For the writers reading this, I’m not sure there is even a question around ‘how’ climate change would be integrated into your work. If your book is contemporary set, the impacts will be present in the environment and in the psyche of your characters – in different ways, depending on where they live and who they are. Even denial is a characteristic that speaks to its opposite. If your book is future-set, it depends how far ahead and what you imagine about our ability to deal with this crisis. People will be people: in your eco-hub of the future, all the same personalities will exist, and certain power structures (now I’m thinking of books that do this well: Clade by James Bradley, The Ark by Annabelle Smith, Ian Irvine’s Human Rites trilogy, The Glad Shout by Alice Robinson…) And if your book is set in the past, are you not in some way engaging with the crisis every time you imagine what nature used to be like? Or when you’re looking at the origins of industrialisation? Or when you’re engaging with colonisation? Maybe it’s a strong opinion but I think all literature, written by us as we go through this (and hopefully solve this), will contain at least an undercurrent of this urgent, present state we’re in. Perhaps we can think about how the climate justice position might also be represented.

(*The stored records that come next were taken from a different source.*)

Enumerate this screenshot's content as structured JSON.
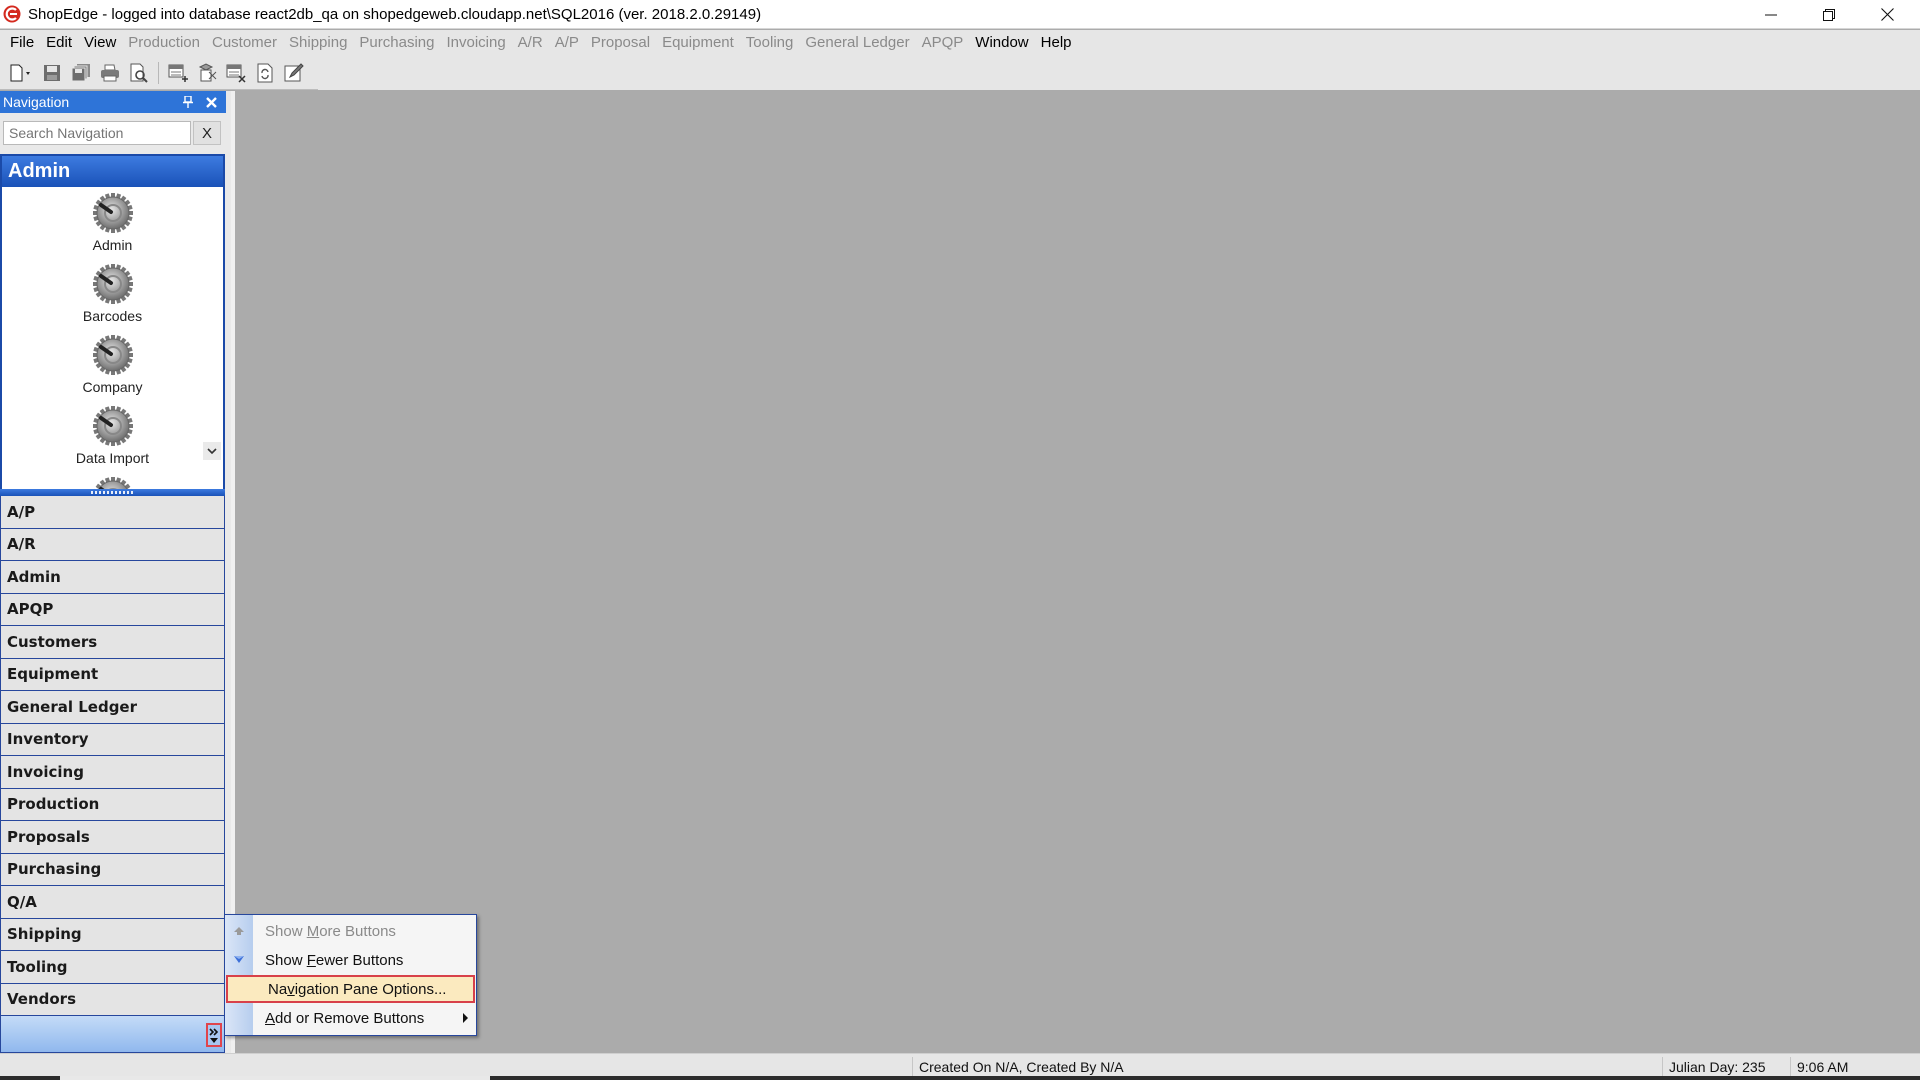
{
  "window": {
    "title": "ShopEdge -  logged into database react2db_qa on shopedgeweb.cloudapp.net\\SQL2016 (ver. 2018.2.0.29149)",
    "controls": {
      "minimize": "minimize-icon",
      "restore": "restore-icon",
      "close": "close-icon"
    }
  },
  "menubar": {
    "items": [
      {
        "label": "File",
        "enabled": true
      },
      {
        "label": "Edit",
        "enabled": true
      },
      {
        "label": "View",
        "enabled": true
      },
      {
        "label": "Production",
        "enabled": false
      },
      {
        "label": "Customer",
        "enabled": false
      },
      {
        "label": "Shipping",
        "enabled": false
      },
      {
        "label": "Purchasing",
        "enabled": false
      },
      {
        "label": "Invoicing",
        "enabled": false
      },
      {
        "label": "A/R",
        "enabled": false
      },
      {
        "label": "A/P",
        "enabled": false
      },
      {
        "label": "Proposal",
        "enabled": false
      },
      {
        "label": "Equipment",
        "enabled": false
      },
      {
        "label": "Tooling",
        "enabled": false
      },
      {
        "label": "General Ledger",
        "enabled": false
      },
      {
        "label": "APQP",
        "enabled": false
      },
      {
        "label": "Window",
        "enabled": true
      },
      {
        "label": "Help",
        "enabled": true
      }
    ]
  },
  "toolbar": {
    "buttons": [
      "new-document-icon",
      "save-icon",
      "save-all-icon",
      "print-icon",
      "print-preview-icon",
      "add-record-icon",
      "copy-record-icon",
      "delete-record-icon",
      "refresh-icon",
      "edit-icon"
    ]
  },
  "navigation": {
    "title": "Navigation",
    "search": {
      "placeholder": "Search Navigation",
      "value": "",
      "clear_label": "X"
    },
    "active_group": {
      "title": "Admin",
      "items": [
        {
          "label": "Admin",
          "icon": "gear-icon"
        },
        {
          "label": "Barcodes",
          "icon": "gear-icon"
        },
        {
          "label": "Company",
          "icon": "gear-icon"
        },
        {
          "label": "Data Import",
          "icon": "gear-icon"
        }
      ]
    },
    "sections": [
      {
        "label": "A/P"
      },
      {
        "label": "A/R"
      },
      {
        "label": "Admin"
      },
      {
        "label": "APQP"
      },
      {
        "label": "Customers"
      },
      {
        "label": "Equipment"
      },
      {
        "label": "General Ledger"
      },
      {
        "label": "Inventory"
      },
      {
        "label": "Invoicing"
      },
      {
        "label": "Production"
      },
      {
        "label": "Proposals"
      },
      {
        "label": "Purchasing"
      },
      {
        "label": "Q/A"
      },
      {
        "label": "Shipping"
      },
      {
        "label": "Tooling"
      },
      {
        "label": "Vendors"
      }
    ]
  },
  "context_menu": {
    "items": [
      {
        "label": "Show More Buttons",
        "mnemonic": "M",
        "enabled": false,
        "icon": "arrow-up-icon"
      },
      {
        "label": "Show Fewer Buttons",
        "mnemonic": "F",
        "enabled": true,
        "icon": "arrow-down-icon"
      },
      {
        "label": "Navigation Pane Options...",
        "mnemonic": "v",
        "enabled": true,
        "highlighted": true
      },
      {
        "label": "Add or Remove Buttons",
        "mnemonic": "A",
        "enabled": true,
        "submenu": true
      }
    ]
  },
  "statusbar": {
    "created": "Created On N/A, Created By N/A",
    "julian_day": "Julian Day: 235",
    "time": "9:06 AM"
  },
  "colors": {
    "nav_header": "#2e74d8",
    "group_header": "#1a52b8",
    "highlight_border": "#d8414a",
    "highlight_fill": "#fbeabf",
    "mdi_background": "#ababab"
  }
}
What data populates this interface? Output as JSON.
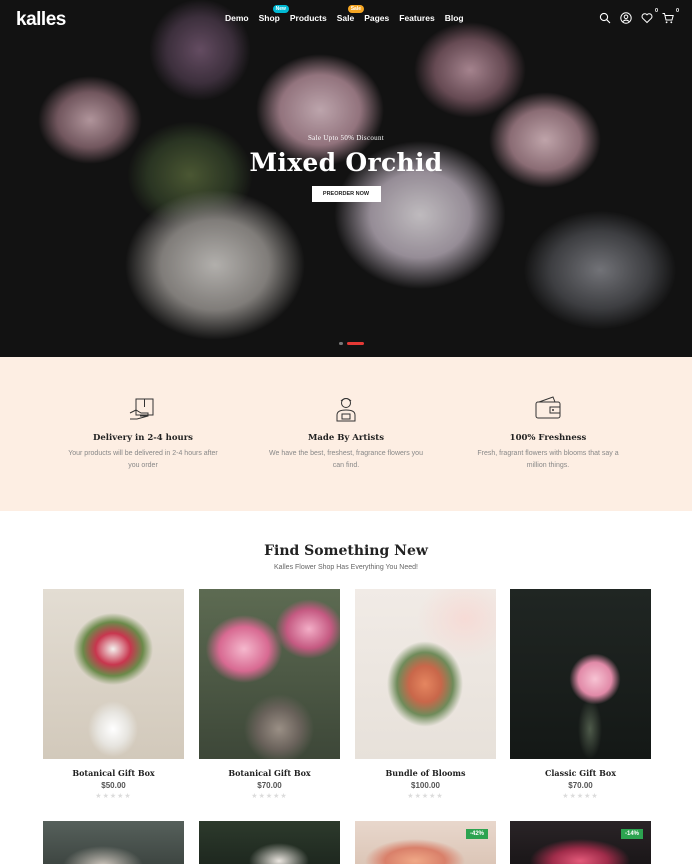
{
  "brand": {
    "logo": "kalles"
  },
  "nav": {
    "items": [
      {
        "label": "Demo"
      },
      {
        "label": "Shop",
        "badge": "New"
      },
      {
        "label": "Products"
      },
      {
        "label": "Sale",
        "badge": "Sale"
      },
      {
        "label": "Pages"
      },
      {
        "label": "Features"
      },
      {
        "label": "Blog"
      }
    ],
    "icons": [
      "search-icon",
      "user-icon",
      "heart-icon",
      "cart-icon"
    ],
    "wishlist_count": "0",
    "cart_count": "0"
  },
  "hero": {
    "kicker": "Sale Upto 50% Discount",
    "title": "Mixed Orchid",
    "button": "PREORDER NOW",
    "slides": 2,
    "active_slide": 2
  },
  "features": [
    {
      "icon": "delivery-box-icon",
      "title": "Delivery in 2-4 hours",
      "desc": "Your products will be delivered in 2-4 hours after you order"
    },
    {
      "icon": "artist-icon",
      "title": "Made By Artists",
      "desc": "We have the best, freshest, fragrance flowers you can find."
    },
    {
      "icon": "wallet-icon",
      "title": "100% Freshness",
      "desc": "Fresh, fragrant flowers with blooms that say a million things."
    }
  ],
  "section": {
    "title": "Find Something New",
    "subtitle": "Kalles Flower Shop Has Everything You Need!"
  },
  "products": [
    {
      "name": "Botanical Gift Box",
      "price": "$50.00",
      "rating": 0
    },
    {
      "name": "Botanical Gift Box",
      "price": "$70.00",
      "rating": 0
    },
    {
      "name": "Bundle of Blooms",
      "price": "$100.00",
      "rating": 0
    },
    {
      "name": "Classic Gift Box",
      "price": "$70.00",
      "rating": 0
    }
  ],
  "products_row2": [
    {
      "discount": ""
    },
    {
      "discount": ""
    },
    {
      "discount": "-42%"
    },
    {
      "discount": "-14%"
    }
  ],
  "colors": {
    "accent": "#e53935",
    "new_badge": "#01bad4",
    "sale_badge": "#f6a623",
    "features_bg": "#fdeee3",
    "discount_badge": "#2ca350"
  }
}
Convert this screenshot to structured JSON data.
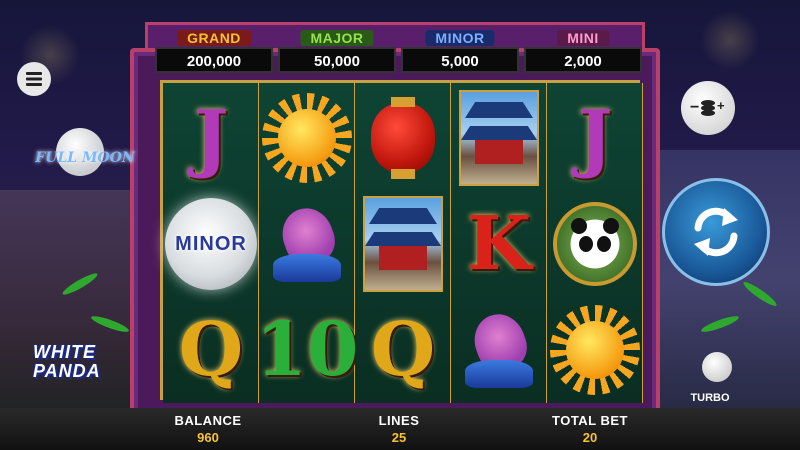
{
  "jackpots": [
    {
      "label": "GRAND",
      "value": "200,000",
      "label_color": "#f2c230",
      "label_bg": "#7a1a1a"
    },
    {
      "label": "MAJOR",
      "value": "50,000",
      "label_color": "#9ae04a",
      "label_bg": "#2a5a1a"
    },
    {
      "label": "MINOR",
      "value": "5,000",
      "label_color": "#7ab0ff",
      "label_bg": "#1a2a6a"
    },
    {
      "label": "MINI",
      "value": "2,000",
      "label_color": "#ff9ad0",
      "label_bg": "#5a1a4a"
    }
  ],
  "reels": [
    [
      "letter-j",
      "moon-minor",
      "letter-q"
    ],
    [
      "sun",
      "koi",
      "letter-10"
    ],
    [
      "lantern",
      "temple",
      "letter-q"
    ],
    [
      "temple",
      "letter-k",
      "koi"
    ],
    [
      "letter-j",
      "panda",
      "sun"
    ]
  ],
  "symbols": {
    "letter_j": "J",
    "letter_k": "K",
    "letter_q": "Q",
    "letter_10": "10",
    "moon_label": "MINOR"
  },
  "symbol_colors": {
    "letter_j": "#b03ab8",
    "letter_k": "#d8221a",
    "letter_q": "#e0a818",
    "letter_10": "#2ab03a"
  },
  "logos": {
    "full_moon": "FULL MOON",
    "white_panda_line1": "WHITE",
    "white_panda_line2": "PANDA"
  },
  "controls": {
    "menu_icon": "hamburger-icon",
    "coins_icon": "coins-bet-icon",
    "spin_icon": "spin-arrows-icon",
    "turbo_label": "TURBO"
  },
  "bottom": {
    "balance_label": "BALANCE",
    "balance_value": "960",
    "lines_label": "LINES",
    "lines_value": "25",
    "total_bet_label": "TOTAL BET",
    "total_bet_value": "20"
  },
  "colors": {
    "accent_gold": "#f6c436",
    "frame_pink": "#b8406a",
    "spin_blue": "#1a5a9a"
  }
}
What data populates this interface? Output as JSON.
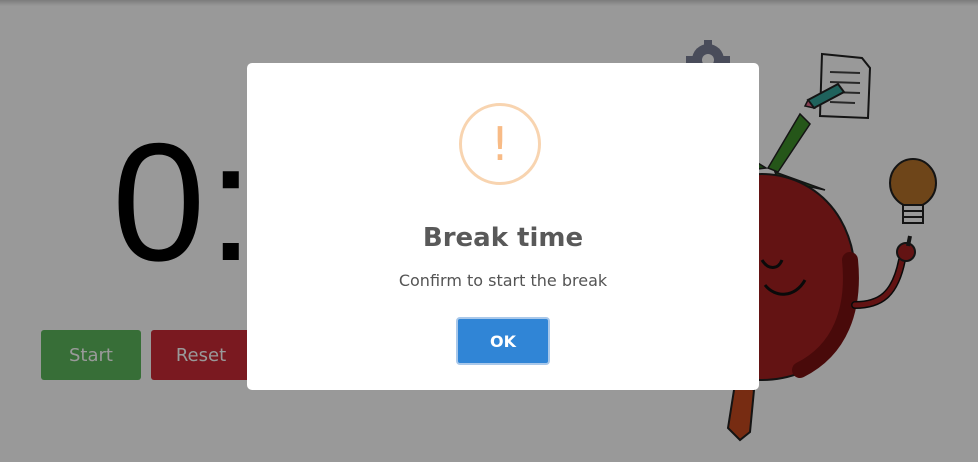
{
  "timer": {
    "display": "0:00"
  },
  "controls": {
    "start_label": "Start",
    "reset_label": "Reset"
  },
  "dialog": {
    "icon": "warning-icon",
    "icon_glyph": "!",
    "title": "Break time",
    "text": "Confirm to start the break",
    "ok_label": "OK"
  },
  "colors": {
    "start": "#5cb85c",
    "reset": "#cc2a36",
    "ok": "#3085d6",
    "warning": "#f8bb86"
  }
}
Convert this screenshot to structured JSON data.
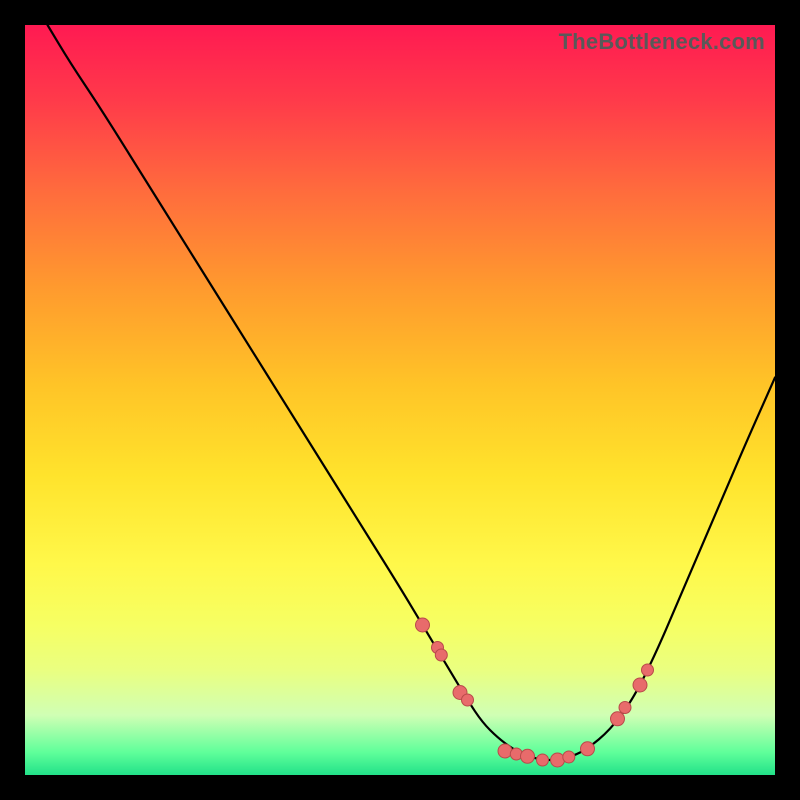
{
  "watermark": "TheBottleneck.com",
  "colors": {
    "gradient_top": "#ff1a52",
    "gradient_bottom": "#22e189",
    "curve": "#000000",
    "dot_fill": "#e86b6b",
    "dot_stroke": "#b94a4a",
    "frame_bg": "#000000"
  },
  "chart_data": {
    "type": "line",
    "title": "",
    "xlabel": "",
    "ylabel": "",
    "xlim": [
      0,
      100
    ],
    "ylim": [
      0,
      100
    ],
    "note": "x is horizontal position as % of plot width (0=left,100=right); y is the curve height as % of plot height (0=bottom,100=top). Background hue encodes y (red≈high bottleneck, green≈low).",
    "series": [
      {
        "name": "bottleneck-curve",
        "x": [
          3,
          6,
          10,
          15,
          20,
          25,
          30,
          35,
          40,
          45,
          50,
          53,
          56,
          59,
          61,
          63,
          65,
          67,
          69,
          71,
          73,
          75,
          78,
          81,
          84,
          87,
          90,
          93,
          96,
          100
        ],
        "y": [
          100,
          95,
          89,
          81,
          73,
          65,
          57,
          49,
          41,
          33,
          25,
          20,
          15,
          10,
          7,
          5,
          3.5,
          2.5,
          2,
          2,
          2.5,
          3.5,
          6,
          10,
          16,
          23,
          30,
          37,
          44,
          53
        ]
      }
    ],
    "markers": {
      "name": "highlight-dots",
      "x": [
        53,
        55,
        55.5,
        58,
        59,
        64,
        65.5,
        67,
        69,
        71,
        72.5,
        75,
        79,
        80,
        82,
        83
      ],
      "y": [
        20,
        17,
        16,
        11,
        10,
        3.2,
        2.8,
        2.5,
        2,
        2,
        2.4,
        3.5,
        7.5,
        9,
        12,
        14
      ],
      "r": [
        7,
        6,
        6,
        7,
        6,
        7,
        6,
        7,
        6,
        7,
        6,
        7,
        7,
        6,
        7,
        6
      ]
    }
  }
}
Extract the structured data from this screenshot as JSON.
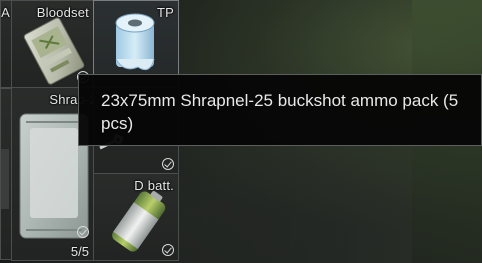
{
  "inventory": {
    "cells": [
      {
        "id": "cut-left",
        "label": "A",
        "checked": false,
        "icon": "partial-item"
      },
      {
        "id": "bloodset",
        "label": "Bloodset",
        "checked": true,
        "icon": "bloodset-kit-icon"
      },
      {
        "id": "tp",
        "label": "TP",
        "checked": false,
        "icon": "toilet-paper-icon",
        "highlighted": true
      },
      {
        "id": "shrapnel",
        "label": "Shrap-2",
        "checked": true,
        "icon": "shrapnel-ammo-pack-icon",
        "count": "5/5"
      },
      {
        "id": "wrench",
        "label": "",
        "checked": true,
        "icon": "wrench-icon"
      },
      {
        "id": "dbatt",
        "label": "D batt.",
        "checked": true,
        "icon": "d-battery-icon"
      }
    ]
  },
  "tooltip": {
    "text": "23x75mm Shrapnel-25 buckshot ammo pack (5 pcs)"
  },
  "colors": {
    "tooltip_bg": "#060606",
    "tooltip_border": "#5c5f5d",
    "cell_border": "#4a4f4d",
    "highlight_border": "#7a7f7d"
  }
}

One of the best books I’ve read in getting to this point is Tyson Yunkaporta’s Sand Talk: How Indigenous Thinking Can Save the World. The ideas within encouraged me to assess and break down my thinking and not necessarily put it back together but let it span out… It’s hard for me to describe, but it’s an extremely good book, and a necessary one.
So, firstly, I hope you enjoy some of the books mentioned and they help to inspire and awaken your own actions (every small step counts). Secondly, I hope there’s some energy here that will help you think about how your own writing may be working, even subtly, on this. And thirdly, if anyone is already working in this area, let’s be in touch.
Opportunities of the month
This one closes on 8 November, so get in quick: The London Reader is issuing an open call for creative climate writing about the weather, disaster, and perseverance (not sure if this one pays, sorry).
The Dorothy Hewett Award for an unpublished manuscript is open to writers who have completed a manuscript and are seeking publication. It closes on 30 November. The work must be fiction, narrative nonfiction or poetry, inclusive of hybrid genres such as verse novels or memoir. The winner will receive a cash prize of $10,000, courtesy of Copyright Agency, and will be offered a publishing contract by UWA Publishing.
Take care, stay safe, and get in touch if I can help with anything,